The PAC was further told, by one Lance Sergeant ‘Mathebe Motseki, that she was forced to process payments for goods and services that were never delivered to the police force.
Among others payments, Lance Sergeant Motseki said she was ordered to pay for six oxen which had not been delivered. The oxen were supposed to be slaughtered to provide meat for the police recruits and for their pass out ceremony. She said she was victimised to refusing to process the payments.
Lance Sergeant Motseki, who worked at the accounts office of the Police Training College (PTC) in Maseru, said hers became a living hell in the police office after she resisted the corrupt practices of her superiors.
She told the PAC that her troubles in the police service started as far back as 2011 following the deployment of former deputy commissioner of police, Mahlape Morai as the director at PTC.
Dr Morai has since resigned from the police service and is now chairperson of the Police Complaints Authority (PCA).
Lance Sergeant Motseki accused Dr Morai, former Police Commissioner, Kizito Mhlakaza and former Assistant Commissioner of Police (ACP), Tšeliso Moerane, (who was then the PTC administrator) of victimising her for refusing to pay process payments for questionable orders for the supply of goods and services. Mr Mhlakaza has since retired from the police service.
Lance Sergeant Motseki said she and her co-worker, only identified as Makhetha, were arm-twisted into making payments for goods which were not delivered. She said that there were times when her superiors presented her with delivery notes even though the goods were not delivered.
“One of my tasks was to double-check the delivery of the supplied goods at the store before we processed payments,” Lance Sergeant Motseki said.
“Sometimes the delivery note would be produced even though the goods were not delivered. For example, there was once a delivery note for overalls for the goods which were not there. I notified Mme Makhetha that the goods had not been delivered even though there were delivery notes. She checked and found that the goods had not been delivered. We were nonetheless asked to process the payments for the overalls order,” Lance Sergeant Motseki said.

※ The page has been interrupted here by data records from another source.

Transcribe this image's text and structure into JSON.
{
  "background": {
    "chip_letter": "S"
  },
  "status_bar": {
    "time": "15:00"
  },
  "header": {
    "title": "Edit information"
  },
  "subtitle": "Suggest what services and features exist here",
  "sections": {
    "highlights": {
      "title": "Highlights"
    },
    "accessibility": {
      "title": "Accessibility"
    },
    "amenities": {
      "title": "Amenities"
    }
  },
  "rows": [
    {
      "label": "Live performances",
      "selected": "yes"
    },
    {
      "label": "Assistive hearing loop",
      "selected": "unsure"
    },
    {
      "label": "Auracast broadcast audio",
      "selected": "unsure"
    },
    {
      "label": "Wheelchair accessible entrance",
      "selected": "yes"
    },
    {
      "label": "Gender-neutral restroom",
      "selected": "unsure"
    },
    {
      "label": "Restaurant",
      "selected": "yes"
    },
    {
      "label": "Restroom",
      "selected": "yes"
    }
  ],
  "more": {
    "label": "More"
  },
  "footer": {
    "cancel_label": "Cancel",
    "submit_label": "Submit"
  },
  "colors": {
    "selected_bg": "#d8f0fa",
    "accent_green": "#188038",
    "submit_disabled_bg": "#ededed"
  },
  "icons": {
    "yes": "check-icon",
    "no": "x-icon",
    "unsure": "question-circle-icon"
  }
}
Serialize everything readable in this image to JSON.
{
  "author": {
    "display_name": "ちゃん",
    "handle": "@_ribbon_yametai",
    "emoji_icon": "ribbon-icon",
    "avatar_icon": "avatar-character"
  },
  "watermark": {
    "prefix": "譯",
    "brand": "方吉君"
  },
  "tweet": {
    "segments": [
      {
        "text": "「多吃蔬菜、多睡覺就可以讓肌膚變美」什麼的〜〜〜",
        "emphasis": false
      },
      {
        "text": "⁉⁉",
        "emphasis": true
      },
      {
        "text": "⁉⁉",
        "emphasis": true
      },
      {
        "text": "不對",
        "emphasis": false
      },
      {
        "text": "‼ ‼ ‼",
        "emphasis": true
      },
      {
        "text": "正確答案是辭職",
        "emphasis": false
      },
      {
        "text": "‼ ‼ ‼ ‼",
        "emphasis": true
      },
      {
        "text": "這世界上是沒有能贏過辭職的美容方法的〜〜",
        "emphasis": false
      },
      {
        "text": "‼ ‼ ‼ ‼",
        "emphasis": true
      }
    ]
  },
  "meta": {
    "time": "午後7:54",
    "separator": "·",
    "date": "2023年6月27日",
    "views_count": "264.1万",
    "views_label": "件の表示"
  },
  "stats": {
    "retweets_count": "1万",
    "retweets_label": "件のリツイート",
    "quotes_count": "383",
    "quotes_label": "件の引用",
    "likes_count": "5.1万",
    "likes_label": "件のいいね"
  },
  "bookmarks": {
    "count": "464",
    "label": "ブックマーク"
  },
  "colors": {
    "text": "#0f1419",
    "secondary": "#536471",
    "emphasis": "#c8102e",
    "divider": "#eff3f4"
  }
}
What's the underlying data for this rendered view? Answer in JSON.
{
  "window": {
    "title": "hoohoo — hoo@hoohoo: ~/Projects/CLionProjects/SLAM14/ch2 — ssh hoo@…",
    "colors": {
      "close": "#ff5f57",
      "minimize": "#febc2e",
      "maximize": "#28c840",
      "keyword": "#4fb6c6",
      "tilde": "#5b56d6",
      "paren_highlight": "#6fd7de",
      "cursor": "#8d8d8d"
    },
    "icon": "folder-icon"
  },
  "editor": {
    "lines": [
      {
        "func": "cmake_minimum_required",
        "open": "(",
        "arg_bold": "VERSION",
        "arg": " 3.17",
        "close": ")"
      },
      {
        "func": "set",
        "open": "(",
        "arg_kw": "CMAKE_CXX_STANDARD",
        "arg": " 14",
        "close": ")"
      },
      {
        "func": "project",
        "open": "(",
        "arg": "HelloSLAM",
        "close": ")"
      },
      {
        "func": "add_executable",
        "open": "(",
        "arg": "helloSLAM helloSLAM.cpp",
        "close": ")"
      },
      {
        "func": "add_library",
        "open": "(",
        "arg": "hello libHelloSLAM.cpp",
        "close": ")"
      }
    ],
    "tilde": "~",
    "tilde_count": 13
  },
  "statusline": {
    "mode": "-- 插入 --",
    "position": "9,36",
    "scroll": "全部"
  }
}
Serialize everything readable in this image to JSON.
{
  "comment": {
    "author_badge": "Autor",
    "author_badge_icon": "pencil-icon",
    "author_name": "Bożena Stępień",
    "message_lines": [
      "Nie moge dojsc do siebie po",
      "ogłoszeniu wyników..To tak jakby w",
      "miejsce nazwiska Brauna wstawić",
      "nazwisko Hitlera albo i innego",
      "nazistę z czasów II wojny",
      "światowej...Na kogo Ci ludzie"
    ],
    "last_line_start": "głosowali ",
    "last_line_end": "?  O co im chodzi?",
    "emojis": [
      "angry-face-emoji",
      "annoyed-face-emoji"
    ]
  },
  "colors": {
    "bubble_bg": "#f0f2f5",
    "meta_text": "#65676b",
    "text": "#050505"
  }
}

She said she and her then co-workers, one senior accountant Ms Qacha and accountant Retšelisitsoe Kapa, were further surprised when a second delivery note for six more oxen was presented. She said there was no proof that those other oxen were indeed delivered and as a result she advised the two co-workers not to process their payments.